This barrier to treatment could be due to a stigma around seeking treatment for mental health issues such as substance use disorder that exists in their culture. Or they may have other reasons to mistrust authority.

For example, according to research from 2006, up to 70% of people displaced from Vietnam, Laos, and Cambodia experience symptoms of PTSD because of the war and violence that they experienced in their countries of origin. This could lead to mistrust in the government and authority, including substance use counselors.

Language can also be a barrier to treatment. If healthcare or mental health professionals aren’t able to communicate with people from various cultures and communities, this could present barriers during evaluation and screening.

The Diagnostic and Statistical Manual of Mental Disorders, 5th edition, text revision (DSM-5-TR) suggests that treatment providers consider the following areas during the screening and assessment process for any mental health condition, including substance use disorder:

  • cultural identity
  • cultural explanation of the illness (for example, if someone views their addiction as a punishment from a god)
  • cultural factors related to the person’s environment and functioning
  • cultural factors between the treatment provider and the client (for example, if the treatment provider is part of a cultural group that has historically oppressed the client’s cultural group)
  • overall cultural assessment

Regardless of these important cultural considerations, substance use disorder doesn’t discriminate based on culture.

Anyone of any race, country, gender, and more can develop a substance use disorder. But cultural identity and values can both protect and worsen substance use problems in some cases.

Culture affects every step of the treatment process, from whether or not someone seeks treatment to how much they trust the mental health professional providing treatment.

In general, it’s crucial for mental health professionals to strive for cultural competence in therapy. This could help people of different cultural groups feel comfortable going to treatment.

Some experts recommend mental health professionals practice “cultural humility,” which differs from cultural competence.

Cultural humility understands that it’s impossible to fully understand everything about a culture that you’re not a part of. Instead, mental health professionals can ask questions and allow clients to teach them about their cultural identities and values.

It’s crucial not to make any assumptions about the client’s cultural beliefs based on stereotypes or ethnocentric values (that belong to the mental health professionals’ own culture).

For example, a white mental health professional could encourage a young adult from a more collectivist culture to gain independence and move out of their parent’s home. They may not realize the value placed on family in these cultures, nor that “independence” is a Western value that other cultures may not place so much importance on.

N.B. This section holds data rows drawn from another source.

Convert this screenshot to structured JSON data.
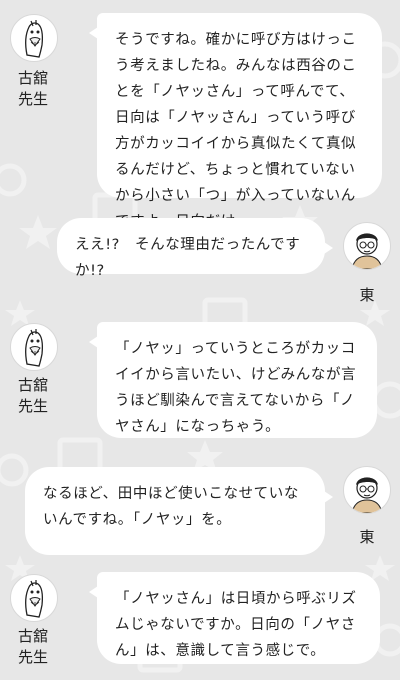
{
  "colors": {
    "background": "#e7e7e7",
    "bubble": "#ffffff",
    "text": "#222222"
  },
  "messages": [
    {
      "speaker": "古舘\n先生",
      "side": "left",
      "avatar_icon": "bird-mascot-icon",
      "text": "そうですね。確かに呼び方はけっこう考えましたね。みんなは西谷のことを「ノヤッさん」って呼んでて、日向は「ノヤッさん」っていう呼び方がカッコイイから真似たくて真似るんだけど、ちょっと慣れていないから小さい「つ」が入っていないんですよ。日向だけ。"
    },
    {
      "speaker": "東",
      "side": "right",
      "avatar_icon": "man-glasses-icon",
      "text": "ええ!?　そんな理由だったんですか!?"
    },
    {
      "speaker": "古舘\n先生",
      "side": "left",
      "avatar_icon": "bird-mascot-icon",
      "text": "「ノヤッ」っていうところがカッコイイから言いたい、けどみんなが言うほど馴染んで言えてないから「ノヤさん」になっちゃう。"
    },
    {
      "speaker": "東",
      "side": "right",
      "avatar_icon": "man-glasses-icon",
      "text": "なるほど、田中ほど使いこなせていないんですね。「ノヤッ」を。"
    },
    {
      "speaker": "古舘\n先生",
      "side": "left",
      "avatar_icon": "bird-mascot-icon",
      "text": "「ノヤッさん」は日頃から呼ぶリズムじゃないですか。日向の「ノヤさん」は、意識して言う感じで。"
    }
  ]
}
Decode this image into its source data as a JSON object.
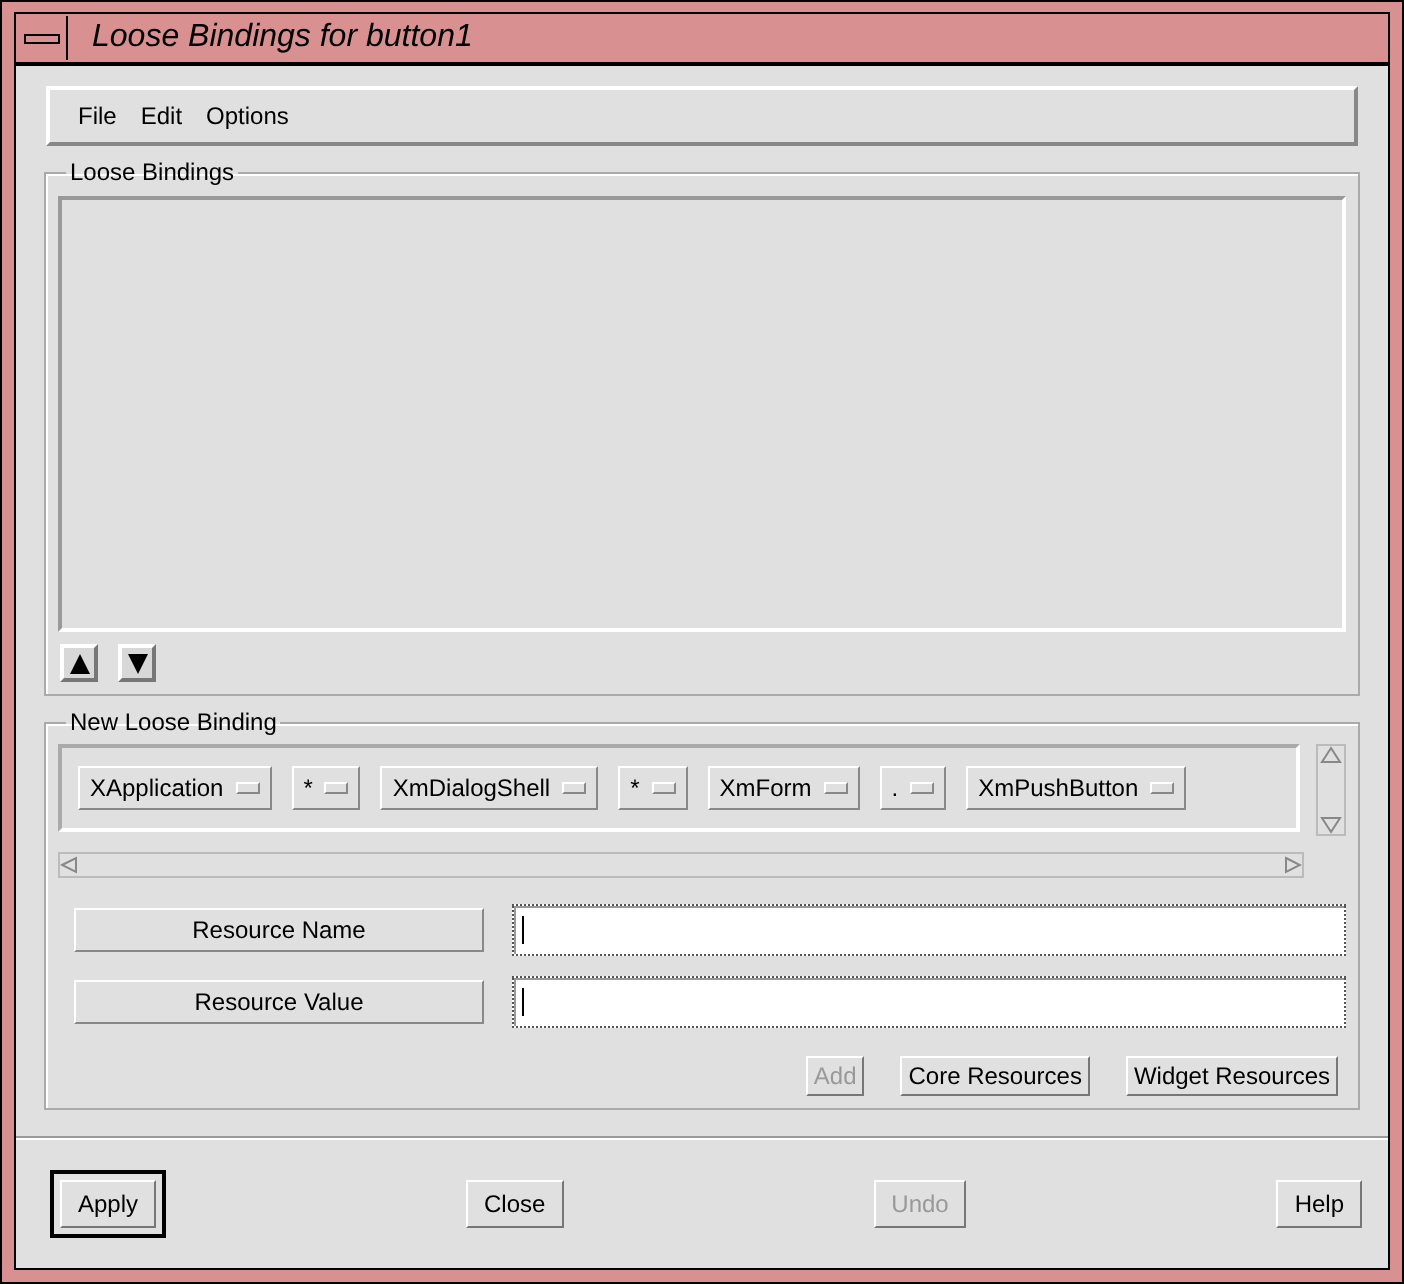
{
  "window": {
    "title": "Loose Bindings for button1"
  },
  "menu": [
    {
      "label": "File"
    },
    {
      "label": "Edit"
    },
    {
      "label": "Options"
    }
  ],
  "loose_bindings": {
    "title": "Loose Bindings"
  },
  "new_binding": {
    "title": "New Loose Binding",
    "parts": [
      {
        "label": "XApplication"
      },
      {
        "label": "*"
      },
      {
        "label": "XmDialogShell"
      },
      {
        "label": "*"
      },
      {
        "label": "XmForm"
      },
      {
        "label": "."
      },
      {
        "label": "XmPushButton"
      }
    ],
    "fields": [
      {
        "label": "Resource Name"
      },
      {
        "label": "Resource Value"
      }
    ],
    "actions": [
      {
        "label": "Add",
        "disabled": true
      },
      {
        "label": "Core Resources",
        "disabled": false
      },
      {
        "label": "Widget Resources",
        "disabled": false
      }
    ]
  },
  "buttons": [
    {
      "label": "Apply",
      "default": true,
      "disabled": false
    },
    {
      "label": "Close",
      "default": false,
      "disabled": false
    },
    {
      "label": "Undo",
      "default": false,
      "disabled": true
    },
    {
      "label": "Help",
      "default": false,
      "disabled": false
    }
  ]
}
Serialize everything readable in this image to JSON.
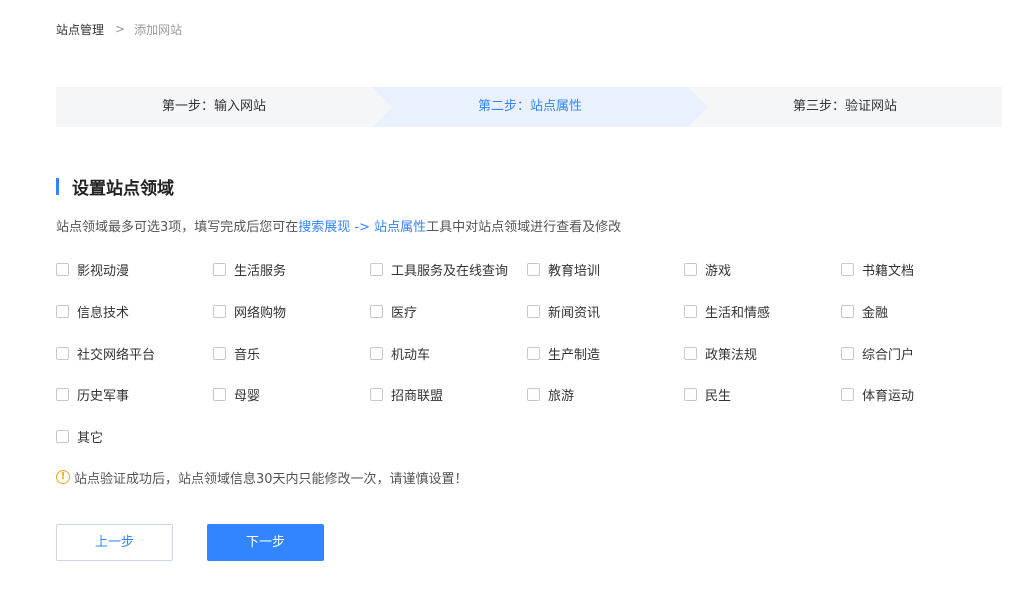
{
  "breadcrumb": {
    "root": "站点管理",
    "separator": ">",
    "current": "添加网站"
  },
  "steps": [
    {
      "label": "第一步：输入网站",
      "state": "done"
    },
    {
      "label": "第二步：站点属性",
      "state": "active"
    },
    {
      "label": "第三步：验证网站",
      "state": "pending"
    }
  ],
  "section": {
    "title": "设置站点领域"
  },
  "description": {
    "prefix": "站点领域最多可选3项，填写完成后您可在",
    "link": "搜索展现 -> 站点属性",
    "suffix": "工具中对站点领域进行查看及修改"
  },
  "domains": [
    [
      "影视动漫",
      "生活服务",
      "工具服务及在线查询",
      "教育培训",
      "游戏",
      "书籍文档"
    ],
    [
      "信息技术",
      "网络购物",
      "医疗",
      "新闻资讯",
      "生活和情感",
      "金融"
    ],
    [
      "社交网络平台",
      "音乐",
      "机动车",
      "生产制造",
      "政策法规",
      "综合门户"
    ],
    [
      "历史军事",
      "母婴",
      "招商联盟",
      "旅游",
      "民生",
      "体育运动"
    ],
    [
      "其它"
    ]
  ],
  "warning": {
    "icon": "!",
    "text": "站点验证成功后，站点领域信息30天内只能修改一次，请谨慎设置！"
  },
  "buttons": {
    "prev": "上一步",
    "next": "下一步"
  },
  "colors": {
    "accent": "#3385ff",
    "step_active_bg": "#e8f1fd",
    "step_bg": "#f5f6f8",
    "warning": "#f5a623"
  }
}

Cultural factors also come into play during the recovery process. Recovery may look different for each cultural group.

For example, a full recovery could mean not only recovering from symptoms of substance use disorder but also reconnecting to their cultural identity or recommitting to spiritual or religious practice.

Culturally responsive substance use treatment is critical.

Research from 2011 shows that many culturally and linguistically diverse groups aren’t getting the substance use treatment they need. Black and Latinx people are less likely to get substance use treatment and more likely to drop out before completion.

By adopting culturally responsive services, people who need help may be more likely to feel comfortable seeking it out.

The intersection of culture and substance use is a complex one and can’t be reduced down to probabilities and numbers.

Culture is an interwoven checkerboard of various identities that include — but aren’t limited to — race, gender, national origin, profession, immigrant status, and more.

By committing to providing culturally responsive outreach and treatment services, mental health professionals can ensure that people of all cultural groups receive adequate care for substance use disorder.